Since the majority of Ireland’s extant country houses date from after 1700, they are inclined to have a rational, linear character, with rooms arranged in sequence off straight corridors. The kind of organic, almost haphazard development found in equivalent properties elsewhere around Europe is largely absent here, even in older buildings where order was often subsequently imposed by their owners. Only occasionally does one come across a house which unashamedly revels in being an amalgam of several centuries and makes no attempt to conceal its heterogeneous heritage. Huntington Castle, County Carlow is one such place.
Huntington is built on the site of a 13th century Franciscan priory. After the Dissolution of the Monasteries in the 1540s the land passed into the hands of Laurence Esmonde, whose family had long been settled in this part of the country. Esmonde was a convert to Anglicanism and served in the armies of first Elizabeth I and then James I, for which services he was raised to the peerage in 1622 as Lord Esmonde. It appears that a few years after receiving this honour he built the core of the present house, now buried within subsequent accretions but still discernible as a three-storey fortified dwelling. The first alterations and additions to that core were made c.1680 by his grandson, Sir Laurence Esmonde and a wing was constructed by the latter’s own grandson (another Sir Laurence) around forty years later. In the 19th century, Huntington passed through marriage to the Durdins (now, again through marriage, the Durdin-Robertsons) and around 1860 a further extension to the rear once more increased the castle’s size.

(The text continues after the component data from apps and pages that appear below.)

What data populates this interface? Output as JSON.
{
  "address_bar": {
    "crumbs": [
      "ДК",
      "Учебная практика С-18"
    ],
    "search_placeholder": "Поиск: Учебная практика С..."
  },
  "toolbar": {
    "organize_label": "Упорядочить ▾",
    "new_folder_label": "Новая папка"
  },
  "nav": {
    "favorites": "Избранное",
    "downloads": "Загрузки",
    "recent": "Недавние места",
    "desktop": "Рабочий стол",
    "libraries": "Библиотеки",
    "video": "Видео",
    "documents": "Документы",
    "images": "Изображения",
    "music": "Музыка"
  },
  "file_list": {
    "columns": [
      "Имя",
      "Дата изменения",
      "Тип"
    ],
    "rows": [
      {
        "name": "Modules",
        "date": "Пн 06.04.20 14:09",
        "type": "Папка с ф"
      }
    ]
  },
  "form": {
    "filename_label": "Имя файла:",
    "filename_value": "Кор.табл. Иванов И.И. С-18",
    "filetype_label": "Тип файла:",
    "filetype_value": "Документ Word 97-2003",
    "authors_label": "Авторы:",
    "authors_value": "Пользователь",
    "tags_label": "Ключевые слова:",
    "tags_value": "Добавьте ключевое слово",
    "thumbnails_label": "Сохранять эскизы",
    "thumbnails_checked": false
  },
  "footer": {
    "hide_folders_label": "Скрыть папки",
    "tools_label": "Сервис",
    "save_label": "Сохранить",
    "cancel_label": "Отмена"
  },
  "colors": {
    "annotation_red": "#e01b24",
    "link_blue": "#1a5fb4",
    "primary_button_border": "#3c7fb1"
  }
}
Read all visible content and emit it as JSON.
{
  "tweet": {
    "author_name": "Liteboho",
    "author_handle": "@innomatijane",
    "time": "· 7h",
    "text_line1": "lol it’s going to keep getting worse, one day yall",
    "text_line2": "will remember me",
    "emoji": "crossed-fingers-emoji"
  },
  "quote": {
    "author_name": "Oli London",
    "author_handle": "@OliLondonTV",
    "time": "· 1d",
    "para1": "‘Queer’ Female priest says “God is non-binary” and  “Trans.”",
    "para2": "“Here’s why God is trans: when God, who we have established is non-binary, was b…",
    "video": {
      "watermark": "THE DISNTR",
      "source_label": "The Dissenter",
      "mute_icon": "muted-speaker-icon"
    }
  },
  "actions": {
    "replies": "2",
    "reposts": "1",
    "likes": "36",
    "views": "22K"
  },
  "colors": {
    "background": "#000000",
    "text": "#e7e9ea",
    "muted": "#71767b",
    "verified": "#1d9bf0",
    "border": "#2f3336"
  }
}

The interior of Huntington makes no attempt to conceal its centuries-long evolution. The drawing room, for example, has 18th century classical plaster panelled walls beneath a 19th century Perpendicular-Gothic ceiling. Some passages on the ground floor retain their original oak panelling, a number of bedrooms above being panelled in painted pine. The dining room has an immense granite chimneypiece bearing the date 1625, while those in other rooms are clearly from a century later. In keeping with this satisfying chronological mishmash, the interior is replete with short flights of stairs and narrow corridors, each leading to another part of the castle. The passage of centuries has left everything a little off beam, a touch unaligned. There is no overall plan, no impression that anyone ever tried to impose coherence on the building. Instead it was allowed to grow as circumstances dictated and, no doubt, as funds permitted. Huntington has never passed out of the hands of the first Laurence Esmonde’s descendants and one suspects continuity of ownership played a part in ensuring it avoided undergoing radical make-over: a new owner would no doubt have wanted to put his or her stamp on the place. Huntington exults in its idiosyncratic character and by so doing offers a fuller sense of evolving history than would a more rationally designed house. If only there were more like it.